I remember the first time I went to New York City. My parents took me on the ferry over from New Jersey and I remember staring into the murky brown water as it churned against the boat. Once we got onto the island I was too short to realize the enormity of what was around me, I only remember exhaust rising into the sunny air and taxis honking. I was scared but oddly exhilarated at the same time. Almost like the feeling of “Fuck Yeah!” as I climbed into the backseat of the 90’s era taxi but obviously I did not know that specific phrasing yet.
My parents were taking me to see "Beauty and the Beast" on Broadway. Of course the show completely made my four year old life, but it took me years to realize how iconic this day truly was.
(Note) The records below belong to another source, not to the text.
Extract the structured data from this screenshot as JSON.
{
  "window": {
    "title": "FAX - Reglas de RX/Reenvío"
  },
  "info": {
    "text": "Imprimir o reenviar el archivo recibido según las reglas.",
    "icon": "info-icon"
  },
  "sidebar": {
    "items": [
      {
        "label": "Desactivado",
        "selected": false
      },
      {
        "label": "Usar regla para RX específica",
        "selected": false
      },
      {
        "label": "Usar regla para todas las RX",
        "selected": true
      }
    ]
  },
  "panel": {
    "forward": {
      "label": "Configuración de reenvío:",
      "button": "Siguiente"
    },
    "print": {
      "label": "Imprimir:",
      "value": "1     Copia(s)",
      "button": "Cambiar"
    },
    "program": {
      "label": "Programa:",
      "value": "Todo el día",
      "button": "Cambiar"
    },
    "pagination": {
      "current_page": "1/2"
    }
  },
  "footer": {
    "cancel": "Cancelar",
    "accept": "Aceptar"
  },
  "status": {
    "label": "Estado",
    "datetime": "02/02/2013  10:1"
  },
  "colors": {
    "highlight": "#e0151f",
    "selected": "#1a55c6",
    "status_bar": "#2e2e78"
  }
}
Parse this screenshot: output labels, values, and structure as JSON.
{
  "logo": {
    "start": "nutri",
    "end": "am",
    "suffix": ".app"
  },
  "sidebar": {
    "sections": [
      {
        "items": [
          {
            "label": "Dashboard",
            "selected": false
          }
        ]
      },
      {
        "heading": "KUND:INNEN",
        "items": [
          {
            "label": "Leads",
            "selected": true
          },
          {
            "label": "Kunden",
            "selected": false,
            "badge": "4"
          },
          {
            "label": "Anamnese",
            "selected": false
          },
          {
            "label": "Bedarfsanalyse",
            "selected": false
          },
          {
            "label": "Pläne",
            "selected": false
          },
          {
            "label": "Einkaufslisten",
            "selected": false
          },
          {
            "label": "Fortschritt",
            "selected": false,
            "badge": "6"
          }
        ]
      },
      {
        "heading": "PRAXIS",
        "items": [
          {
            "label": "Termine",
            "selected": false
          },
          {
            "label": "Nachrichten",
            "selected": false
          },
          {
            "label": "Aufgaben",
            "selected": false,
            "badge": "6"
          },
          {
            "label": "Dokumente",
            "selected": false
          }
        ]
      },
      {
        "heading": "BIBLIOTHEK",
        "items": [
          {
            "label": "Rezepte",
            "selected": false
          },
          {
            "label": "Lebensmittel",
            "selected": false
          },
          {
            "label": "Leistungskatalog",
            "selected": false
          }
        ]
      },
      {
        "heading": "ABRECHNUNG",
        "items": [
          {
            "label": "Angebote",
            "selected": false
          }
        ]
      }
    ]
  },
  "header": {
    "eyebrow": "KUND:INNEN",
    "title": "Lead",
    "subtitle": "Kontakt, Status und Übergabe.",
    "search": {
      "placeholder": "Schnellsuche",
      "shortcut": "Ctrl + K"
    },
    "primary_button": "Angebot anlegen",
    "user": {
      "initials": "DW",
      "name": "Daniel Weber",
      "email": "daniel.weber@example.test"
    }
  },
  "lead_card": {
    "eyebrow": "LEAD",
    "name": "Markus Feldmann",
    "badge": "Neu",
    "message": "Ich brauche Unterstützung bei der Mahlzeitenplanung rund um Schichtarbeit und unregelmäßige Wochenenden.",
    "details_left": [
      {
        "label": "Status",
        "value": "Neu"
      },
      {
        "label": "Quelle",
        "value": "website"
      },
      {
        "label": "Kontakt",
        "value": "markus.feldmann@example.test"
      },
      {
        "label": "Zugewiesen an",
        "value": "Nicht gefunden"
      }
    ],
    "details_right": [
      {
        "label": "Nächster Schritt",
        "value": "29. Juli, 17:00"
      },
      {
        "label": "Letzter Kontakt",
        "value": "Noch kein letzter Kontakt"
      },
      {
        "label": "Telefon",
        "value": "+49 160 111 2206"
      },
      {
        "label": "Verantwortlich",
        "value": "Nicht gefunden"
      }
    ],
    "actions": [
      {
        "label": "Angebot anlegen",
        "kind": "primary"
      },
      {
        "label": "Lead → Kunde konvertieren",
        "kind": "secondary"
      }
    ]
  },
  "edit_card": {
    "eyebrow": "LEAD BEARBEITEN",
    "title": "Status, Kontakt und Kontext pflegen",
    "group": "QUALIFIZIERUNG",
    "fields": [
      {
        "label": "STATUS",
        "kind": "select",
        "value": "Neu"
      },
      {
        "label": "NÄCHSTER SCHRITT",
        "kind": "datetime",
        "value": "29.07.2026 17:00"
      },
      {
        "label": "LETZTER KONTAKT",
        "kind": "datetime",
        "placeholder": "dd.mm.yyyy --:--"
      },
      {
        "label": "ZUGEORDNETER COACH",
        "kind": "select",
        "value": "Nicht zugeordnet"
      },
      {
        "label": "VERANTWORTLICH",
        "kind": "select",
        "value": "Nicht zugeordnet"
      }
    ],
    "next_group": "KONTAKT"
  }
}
I think my practical non-actor parents soon regretted this move because every time they had “people over” thereafter the moment the appetizers came out I would push “play” on the stereo and emerge from the top of the staircase wearing a Belle costume and force my captive audience of New Jersey legal professionals to watch me perform the entire "Beauty and the Beast" soundtrack.
How this relates to me being at MCS today is an interesting journey. Despite the previous anecdote, I am actually not a musical theater actor. But what we all share as artists is a mutual desire to perform and express universal feeling to the world, and it almost doesn’t matter what medium we do this in. I feel especially grateful that I found MCS because before I did, I always felt, like, gratuitous for having this need, and because I never acknowledged that I had it, it would come out in more destructive ways.
It took me a very long time to accept, despite a bevy of overly obvious indicators over the years, that to be an actor was my calling in life. Most parents, who are not artists themselves, will definitely try and dissuade their children from this world. And even if they want to help, they have no idea how. I spent my youth watching other kids who were less quiet than me get the school play, like a little scorned Salieri. I attended more Broadway shows and saw more movies, always imagining myself a part of them, and being brought to silent tears by the Universal Studios spinning world opening thing, and feeling like actor world was so far away from me as I struggled to simply wade out of yet another Applebee’s induced malaise.
I finally got cast in a play in High School, but let’s just say the #MeToo movement came a decade too late for my High School drama teacher, so that was a washout. I learned way too young that not all people who were in a position to affect my dreams were good.
Finally things turned around in college and I started performing. But I still didn’t feel “allowed’ that I wanted to do this. It was cute that I was trying, (but you know, let her get it out of her system), everyone seemed to be waiting for that day as they asked in a patronizing tone if I had any auditions lately.
Everything changed the first day I walked into MCS. This all hadn’t been an accident. It wasn’t just "tolerated" that I wanted to be an actor. I was one. I was supposed to be one, whether I ultimately obtained any commercial success or not. In fact, if I ignored the fact that I was an artist, that could be bad for me and bad for the world, I learned. As I looked at Matt telling me this in the whimsical studio lighting, he seemed to gaze through my soul and I got this uncanny feeling that he was like, some kind of artistic spiritual guru that is here in the world on a very specific mission.
If you had told four year old me that day in 1994 as I stared in awe at the Broadway actors and dancers on stage that I would one day be in class with the next generation of them, that would have truly been the best thing in the world to me. I never would have believed in this life it was truly possible.
And yet, it is.
But maybe, as I warbled the opening notes of “Tale as old as time,” for the three hundredth time, but, with a little lisp, a small part of me did.
MCS is comprised of those small parts that live on in all of us.